That “heaven” and “earth” distinction is further elaborated with imagery of “rain” and “snow” which fall from “heaven” and nourish “the earth” (verse 10). The impossibility of God’s word not accomplishing its purpose is likened to the impossibility of precipitation falling from heaven and failing to irrigate the ground (verse 10). God’s word not reaching its intended target is here just as likely as a raindrop getting caught somehow in mid-air. Not only do “rain” and “snow” water the ground; they contribute to the ground’s flourishing and produce.

The poem began with an invitation to “come” and “eat.” Ironically, the invitation was to those with “no money” to “come, buy and eat!” (verse 1). As with so many images in the exilic portion of Isaiah, it appears this poem has in view the profound overturning of Lamentations’ complaints.2

While hunger and thirst are pervasive images in the people’s cries over the destruction of Jerusalem (for example, Lamentations 1:11; 2:12, 19; 4:4, 9; 5:4, 9), this Isaian announcement of restoration breaks into a celebration of feasting. Thirst that was suffered by those who “must pay for the water we drink” (Lamentations 5:4) is answered by “wine and milk without money and without price” (Isaiah 55:1).3 Attentive obedience to the divine voice is promised a reward of “good” and “rich food” (verse 2).

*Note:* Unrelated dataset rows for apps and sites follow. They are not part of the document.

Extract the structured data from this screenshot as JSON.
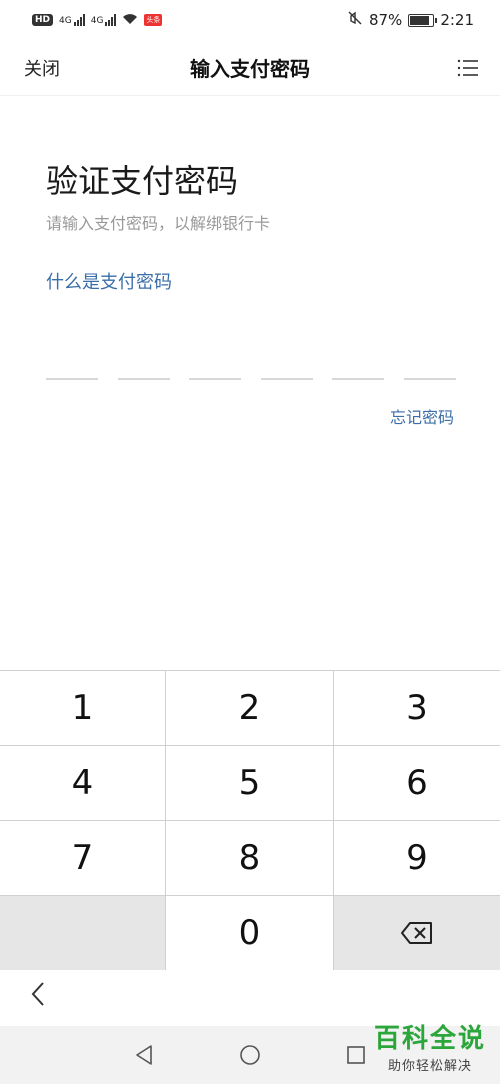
{
  "status_bar": {
    "hd_badge": "HD",
    "network_1": "4G",
    "network_2": "4G",
    "app_badge": "头条",
    "battery_percent": "87%",
    "battery_level": 0.87,
    "time": "2:21",
    "icons": [
      "hd-icon",
      "signal-icon",
      "signal-icon",
      "wifi-icon",
      "notification-icon",
      "mute-icon",
      "battery-icon"
    ]
  },
  "header": {
    "close_label": "关闭",
    "title": "输入支付密码",
    "menu_icon": "list-menu-icon"
  },
  "main": {
    "verify_title": "验证支付密码",
    "subtitle": "请输入支付密码，以解绑银行卡",
    "what_is_link": "什么是支付密码",
    "pin_length": 6,
    "forgot_link": "忘记密码"
  },
  "keypad": {
    "keys": [
      "1",
      "2",
      "3",
      "4",
      "5",
      "6",
      "7",
      "8",
      "9",
      "",
      "0",
      "⌫"
    ],
    "backspace_icon": "backspace-icon"
  },
  "bottom": {
    "back_icon": "chevron-left-icon"
  },
  "nav_bar": {
    "icons": [
      "back-triangle-icon",
      "home-circle-icon",
      "recents-square-icon"
    ]
  },
  "watermark": {
    "title": "百科全说",
    "subtitle": "助你轻松解决"
  },
  "colors": {
    "link": "#3a6ea8",
    "watermark_green": "#2aa63a",
    "subtitle_gray": "#999999"
  }
}
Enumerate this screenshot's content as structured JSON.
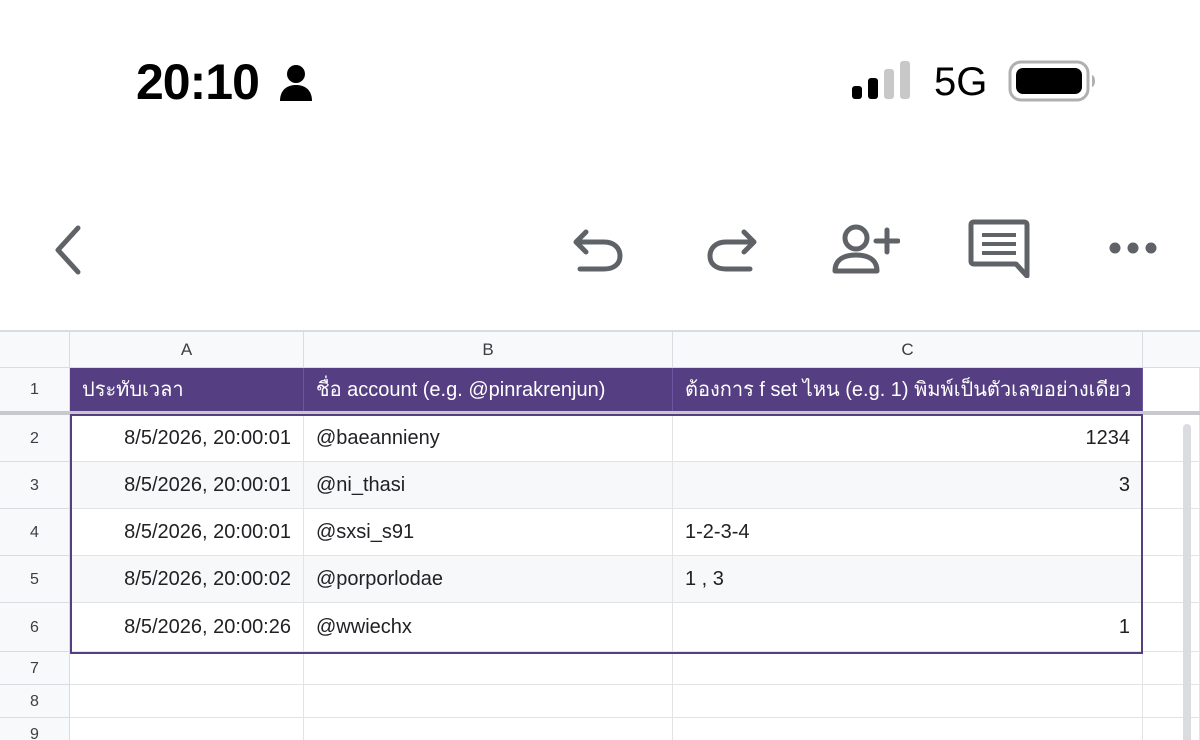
{
  "status_bar": {
    "time": "20:10",
    "network": "5G"
  },
  "toolbar": {
    "icons": [
      "back-icon",
      "undo-icon",
      "redo-icon",
      "add-person-icon",
      "comment-icon",
      "more-icon"
    ]
  },
  "sheet": {
    "column_headers": [
      "A",
      "B",
      "C"
    ],
    "row_numbers": [
      "1",
      "2",
      "3",
      "4",
      "5",
      "6",
      "7",
      "8",
      "9"
    ],
    "header_row": {
      "a": "ประทับเวลา",
      "b": "ชื่อ account (e.g. @pinrakrenjun)",
      "c": "ต้องการ f set ไหน (e.g. 1) พิมพ์เป็นตัวเลขอย่างเดียว"
    },
    "rows": [
      {
        "timestamp": "8/5/2026, 20:00:01",
        "account": "@baeannieny",
        "set": "1234"
      },
      {
        "timestamp": "8/5/2026, 20:00:01",
        "account": "@ni_thasi",
        "set": "3"
      },
      {
        "timestamp": "8/5/2026, 20:00:01",
        "account": "@sxsi_s91",
        "set": "1-2-3-4"
      },
      {
        "timestamp": "8/5/2026, 20:00:02",
        "account": "@porporlodae",
        "set": "1 , 3"
      },
      {
        "timestamp": "8/5/2026, 20:00:26",
        "account": "@wwiechx",
        "set": "1"
      }
    ]
  },
  "colors": {
    "header_fill": "#553e81",
    "header_text": "#ffffff",
    "alt_row": "#f6f8f9"
  }
}
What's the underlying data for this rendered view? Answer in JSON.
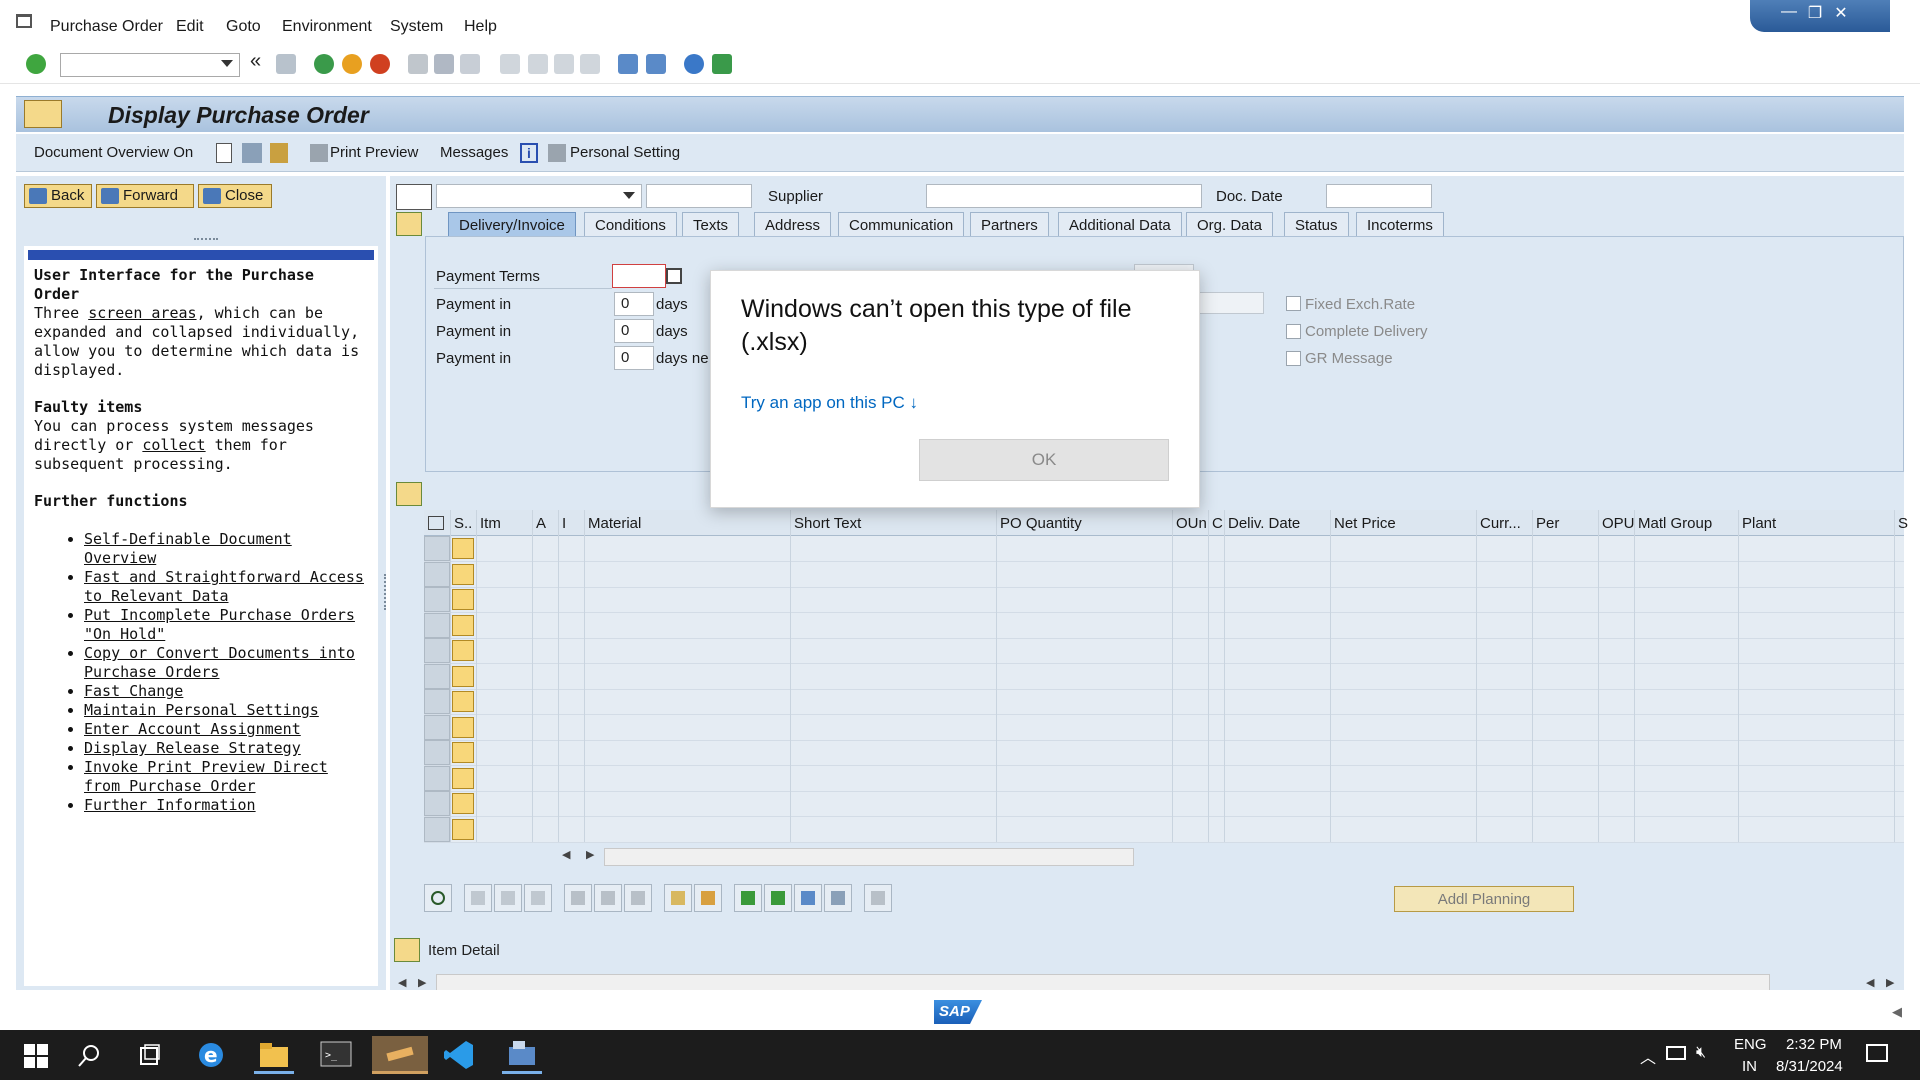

The certainty of God’s word accomplishing God’s own intentions develops in an image of rain and snow that eventually results in giving “bread to the eater” (verse 10). God’s word accomplishes what the recipients need. They are invited to respond in trust and repentance, not seeking “that which does not satisfy” (verse 2) but placing themselves in a position to “call upon” God “while he is near” (verse 6).

This elaboration of the poem’s contrast between divine ways and words and human ways and words is vital to the poetic effectiveness of this poem. By growing the image from “heaven” and “earth” to “rain,” “snow,” and “bread,” it depicts an overflowing abundance of divine provision, a provision that is grounded in the certainty of God’s word’s effectiveness. Here the audience is urged to place their trust in the reliability of God’s good purposes.

God’s word will not return “empty” (verse 11)—a compelling phrase that by this point in the poem has gathered up the associations of the fruitful outworkings of the rainfall and snowfall so the promise that it will “succeed in the thing for which [God] sent it” (verse 11) clearly conveys that this certainty promises divinely given abundance toward those who “return to the LORD” (verse 7).

At Easter Vigil, waiting for the dawn of Resurrection Day, with a reading that ends with God’s “word” that will not “return … empty” (verse 11), the hearers are invited not only to “return” to God, and to “forsake” any “wicked … way” (verse 7), but to place their confident expectation in the promise that God’s Word made flesh is an incarnation of the reliability of God’s word. This is a word that will not “return … empty” (verse 11) but will “accomplish” (verse 11) what God intends.

This certainty is in stark contrast to human attempts to accomplish anything, and especially their own salvation. As far from each other as the heavens are from the earth, so different are our attempts at self-rescue from God’s purposes. God’s ways are infinitely effective. God will do what God intends, even in the apparent emptiness between Good Friday and Easter morning. God spoke before into the void of exile when all seemed lost. God answered the complaints of Lamentations, where all seemed ended. The same God calls Jesus out of the tomb on Easter morning, accomplishing what God intends, succeeding “in the thing for which [God] sent” him (verse 11).


  1. Biblical quotations are New Revised Standard Version Updated Edition unless otherwise indicated.
  2. On Isaiah’s exilic period chapters and Lamentations, see especially, Tod Linafelt, Surviving Lamentations: Catastrophe, Lament, and Protest in the Afterlife of a Biblical Book (London: University of Chicago Press, 2000); and Patricia Tull Willey, Remember the Former Things: The Recollection of Previous Texts in Second Isaiah, SBLDS 161 (Atlanta: Scholars Press, 1997).
  3. Tull Willey, Remember the Former Things, 237.